Kerkorian throws 'wild card' into auction
NEW YORK — A team representing Metro-Goldwyn-Mayer and its controlling shareholder, Kirk Kerkorian, will sit down with management from Polygram Filmed Entertainment for a due diligence briefing later this week, sources said Tuesday, in a signal that Kerkorian’s last-minute interest in buying PFE is being taken seriously by the company’s auctioneers.
Kerkorian threw his hat into the PFE fray late last week (Daily Variety, Aug. 25), changing the dynamic of the auction, which was beginning to be dominated by major companies such as EMI and Canal Plus.
Kerkorian, who owns 65% of MGM and will increase his stake to 90% once he completes the purchase of Seven Network’s interest, is getting plenty of attention. His reps are getting a management presentation despite the fact that Kerkorian has not yet submitted a written expression of interest in PFE.
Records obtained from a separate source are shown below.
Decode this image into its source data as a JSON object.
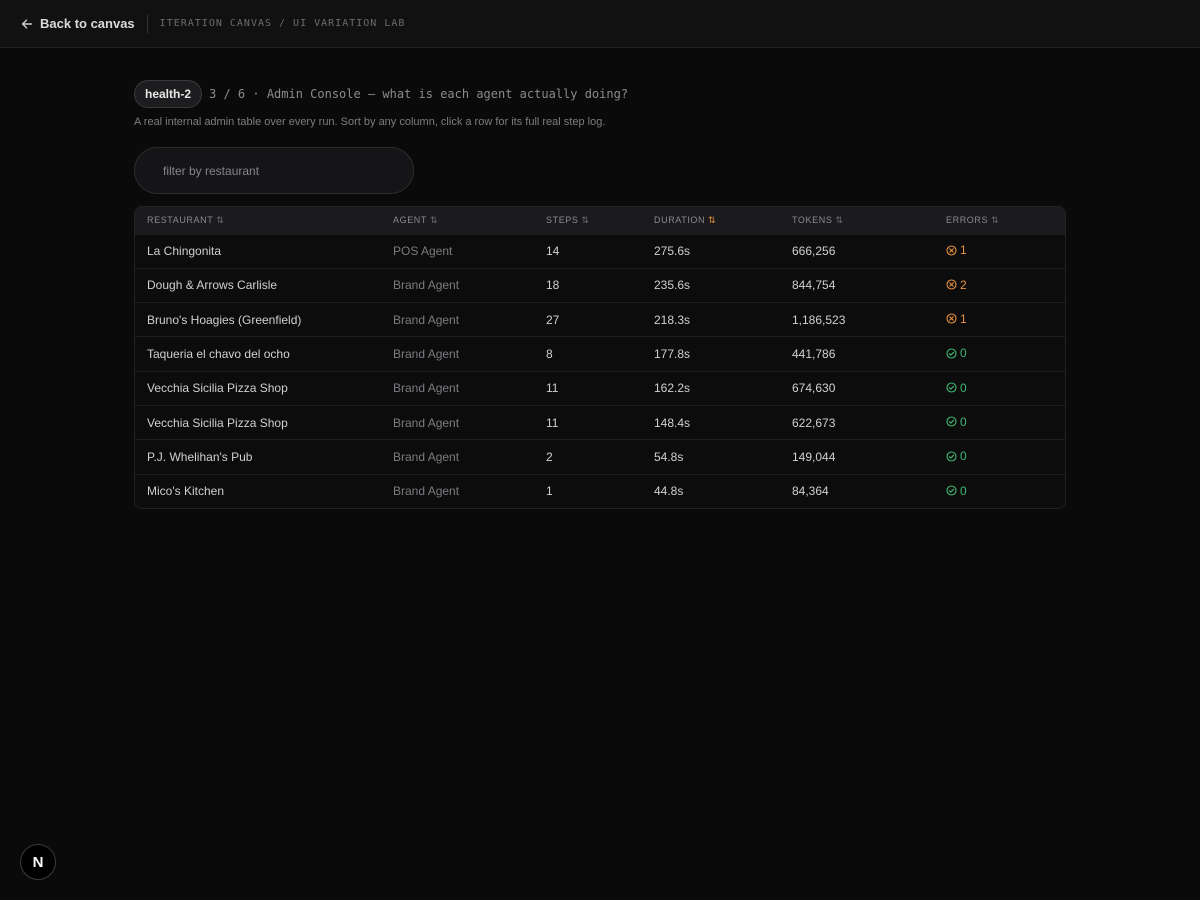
{
  "topbar": {
    "back_label": "Back to canvas",
    "breadcrumb": "ITERATION CANVAS / UI VARIATION LAB"
  },
  "header": {
    "pill": "health-2",
    "title": "3 / 6 · Admin Console — what is each agent actually doing?",
    "subtitle": "A real internal admin table over every run. Sort by any column, click a row for its full real step log."
  },
  "filter": {
    "placeholder": "filter by restaurant",
    "value": ""
  },
  "table": {
    "columns": [
      "RESTAURANT",
      "AGENT",
      "STEPS",
      "DURATION",
      "TOKENS",
      "ERRORS"
    ],
    "sort_glyph": "⇅",
    "active_sort": "DURATION",
    "rows": [
      {
        "restaurant": "La Chingonita",
        "agent": "POS Agent",
        "steps": "14",
        "duration": "275.6s",
        "tokens": "666,256",
        "errors": "1"
      },
      {
        "restaurant": "Dough & Arrows Carlisle",
        "agent": "Brand Agent",
        "steps": "18",
        "duration": "235.6s",
        "tokens": "844,754",
        "errors": "2"
      },
      {
        "restaurant": "Bruno's Hoagies (Greenfield)",
        "agent": "Brand Agent",
        "steps": "27",
        "duration": "218.3s",
        "tokens": "1,186,523",
        "errors": "1"
      },
      {
        "restaurant": "Taqueria el chavo del ocho",
        "agent": "Brand Agent",
        "steps": "8",
        "duration": "177.8s",
        "tokens": "441,786",
        "errors": "0"
      },
      {
        "restaurant": "Vecchia Sicilia Pizza Shop",
        "agent": "Brand Agent",
        "steps": "11",
        "duration": "162.2s",
        "tokens": "674,630",
        "errors": "0"
      },
      {
        "restaurant": "Vecchia Sicilia Pizza Shop",
        "agent": "Brand Agent",
        "steps": "11",
        "duration": "148.4s",
        "tokens": "622,673",
        "errors": "0"
      },
      {
        "restaurant": "P.J. Whelihan's Pub",
        "agent": "Brand Agent",
        "steps": "2",
        "duration": "54.8s",
        "tokens": "149,044",
        "errors": "0"
      },
      {
        "restaurant": "Mico's Kitchen",
        "agent": "Brand Agent",
        "steps": "1",
        "duration": "44.8s",
        "tokens": "84,364",
        "errors": "0"
      }
    ]
  },
  "badge": {
    "letter": "N"
  },
  "colors": {
    "accent": "#e38b3a",
    "error": "#e8913f",
    "ok": "#3fb871",
    "background": "#0a0a0a"
  },
  "icons": {
    "back": "arrow-left-icon",
    "sort": "sort-arrows-icon",
    "error": "x-circle-icon",
    "ok": "check-circle-icon"
  }
}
In contrast, the five bidders to have received presentations from PFE’s management in recent weeks had to first lodge expressions of interest deemed credible by Goldman Sachs, which is overseeing the sale on behalf of Seagram Co.
PFE is being sold as a result of Seagram’s purchase of Polygram Holdings and is expected to fetch between $600 million to $1 billion. Neither Seagram nor MGM would comment Tuesday.
Wall Streeters say Seagram’s willingness to make an exception for Kerkorian likely reflects his resources, thought to be at least $6 billion, and his past willingness to put plenty of his own money into a deal. And Kerkorian already may have given Seagram a verbal indication of how much he would be willing to bid.
“Kirk Kerkorian is the person who last put up a bunch of money to buy a movie studio (when he bought MGM back in 1996) … so I would definitely pay attention to him,” said one investment banker Tuesday.
One person involved with the sale of PFE said Tuesday Kerkorian’s last-minute approach threw a “wild card” into the auction, particularly as competing bidders like EMI and Canal Plus will find it difficult to assess the seriousness of Kerkorian’s interest.
Five companies are now doing due diligence investigations in the leadup to making final bids Sept. 11: Canal Plus, EMI, Carlton Communications, Lakeshore Entertainment and Artisan Entertainment.
Kerkorian’s team is well behind these bidders timewise. Sources said Kerkorian’s private investment company Tracinda, which formally made the approach (although any bid will be coordinated with MGM), did not contact the Seagram camp about its interest in PFE until last Friday.
Two days earlier, Seven Network, which had been a partner of Kerkorian in the 1996 acquisition of MGM, agreed to sell its stake to Kerkorian. Seven is believed to have been opposed to expansion initiatives for the studio favored by Kerkorian and MGM management.
Their main interest in PFE is its international distribution system, as well as its 1,500-title library. The catalog would supplement MGM’s existing 4,000-title library while the distribution system would allow MGM to get out of the United Intl. Pictures partnership with Paramount and Universal.
Smart move for MGM?
Still, some observers question whether it makes sense for MGM to be thinking about buying PFE given that both companies are currently losing money and a merger would aggravate the Lion’s existing cash constraints. A PFE acquisition also would not help MGM achieve its stated objective of improving its distribution by allying itself with a broadcaster or cabler.
Sources said Kerkorian will decide after the management presentation whether to make a formal bid.
One Wall Street analyst, who did not want to be identified, argued that a PFE deal made sense because the film company was being sold just a year or two before it is expected to start making money. Its losses are partly attributable to the cost of starting its distribution system, which is up and running now, the analyst noted.
In Hollywood, the reaction to Kerkorian’s latest stunt was one of disbelief. “Putting the two companies together would be very bizarre,” said one topper of a leading indie company. “Both have a ridiculous overhead, neither is profitable, and where is the right team to manage such an entity?”
Mellow on merger
Nonetheless, Wall Street doesn’t appear to be too perturbed about the possibility of an MGM-PFE merger, as MGM stock rose 19¢ to close at $19.56 Tuesday. The stock has rallied 26% since the company announced plans for a $500 million stock offering Aug. 19 to replenish its coffers.
Separately Tuesday, MGM announced that its executive VP and general counsel David Johnson was quitting the studio “to form alliances with several private equity groups” that invest in media and entertainment companies.
Aside from overseeing the company’s legal affairs, Johnson had been responsible for identifying merger and acquisition investments and joint venture opportunities, MGM said in a statement.
Wall Streeters said Johnson was looking at several deals which would involve him in a semi-management role.
(Benedict Carver contributed to this report.)